“Oh, so you got 38th place? So then, what’s this medal for, mom?” My (then) six year old dude asked me while holding up my finishers medal.
“Well, everyone that made it to the end of the trail race got a medal,” I responded choosing my words carefully trying to crack a comforting smile.
His big brown eyes lingered at mine for a few pensive moments before he bolted off to do some other random game outside. I could read his thoughts though. “You’re gone every morning before we wake up and leave us everyday to run around the mountains with wild animals and hobos and got 38th place? Oh.”
I have three rowdy, spicy boys; 16, 8 and almost 5. They are my world and keep me busy and hopefully a little young at heart. We live in the mountainside town of Ogden, Utah where my ultra runner hubby was born and raised (I happen to be from SC.). We are an active family that at times let things slide such as grocery shopping, landscaping or maybe getting our dog groomed. Most days we don’t stop until our sleepy heads hit our pillows, and I wouldn’t have it any other way.
The life of a running mom is a delicate balancing act. I’m sure many of you can relate. Throw in another puzzle piece with a runner hubby training daily and it becomes a delicate orchestration of planning, give and take or sometimes sacrifice. During the week, I hit the trails pre-dawn cruising home sometimes before everyone wakes up or sometimes in the middle of breakfast. (You know how kids are with sleep patterns.) Hubby takes care of whatever might come up during that time. He then runs at night after work. Sometimes he makes it home for dinner, sometimes not. That used to bother me. Now, I get it and it’s a regular part of the routine. Saturday run time is sacred. We try and take turns on these longer run days so that we still have plenty of time for family life and each other through the day. Do we run together? Rarely. Ha ha! Sunday is rest day. Resting is the hardest thing to do at the Warren homestead, but we try. Our boys also understand that mom and dad function SO much better when we have our “trail time”.

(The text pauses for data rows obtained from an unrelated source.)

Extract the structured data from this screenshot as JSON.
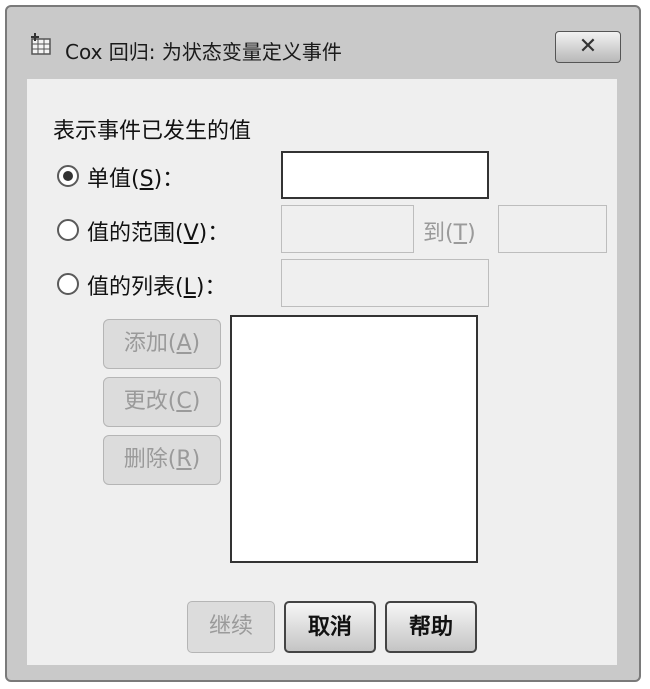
{
  "window": {
    "title": "Cox 回归: 为状态变量定义事件",
    "close_glyph": "✕",
    "app_icon": "data-table-icon"
  },
  "group_label": "表示事件已发生的值",
  "options": {
    "single": {
      "label": "单值",
      "mnemonic_open": "(",
      "mnemonic": "S",
      "mnemonic_close": ")",
      "colon": "：",
      "selected": true
    },
    "range": {
      "label": "值的范围",
      "mnemonic_open": "(",
      "mnemonic": "V",
      "mnemonic_close": ")",
      "colon": "：",
      "selected": false,
      "to_label": "到",
      "to_mnemonic_open": "(",
      "to_mnemonic": "T",
      "to_mnemonic_close": ")"
    },
    "list": {
      "label": "值的列表",
      "mnemonic_open": "(",
      "mnemonic": "L",
      "mnemonic_close": ")",
      "colon": "：",
      "selected": false
    }
  },
  "inputs": {
    "single_value": "",
    "range_from": "",
    "range_to": "",
    "list_value": ""
  },
  "list_buttons": {
    "add": {
      "label": "添加",
      "mnemonic": "A"
    },
    "change": {
      "label": "更改",
      "mnemonic": "C"
    },
    "remove": {
      "label": "删除",
      "mnemonic": "R"
    }
  },
  "footer": {
    "continue": "继续",
    "cancel": "取消",
    "help": "帮助"
  }
}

The daily bedtime routine at our house also includes making sure my headlamp and watch are on the chargers, the weather is checked and clothes laid out (as to not wake anyone), and that cars are shuffled in the driveway according to the morning plans. It seems funny writing this down, but this is real life and really how we manage it all.
I frequently get asked questions relating to how in the WORLD we manage to train for long distances and still have any life at home. There’s even people sometimes that question my “mothering” assuming that I sacrifice kid time for run time. Not true. The answers here shouldn’t be too shocking. As I mentioned earlier, I get up EARLY. Yeah, it’s hard. However, because you really want to run, train etc, these things that are enjoyed so deeply don’t seem like a chore. The dark trail becomes my gentle morning reminder of solace and gratitude. Some parts of the year it’s even still dark when I finish. In other seasons, I chase the sunrise back to my car.
I told my guys about writing this piece and asked them to give me a good and a bad thing about mom running. These are mostly unedited.
Good thing: It’s fun to hear about all your adventures.
Bad thing: Babysitting.
James, 4 1/2
Good thing: You get to see a lot of zoo animals in the mountains.
Bad thing: Sometimes you smell yucky and I don’t want to hug you.
Good thing: You’re faster than my friends’ moms.
Bad thing: Your toenails are gross.
The other week, my crazy (now) eight year old was tearing around the yard as fast as he could. His penny-colored hair was flapping around his face along with one of my metals around his neck. He was pretend racing. It was fantastic. My heart soared. These sweet boys may not understand everything about our passion behind trail running/racing but they are absorbing the important pieces and I couldn’t be happier.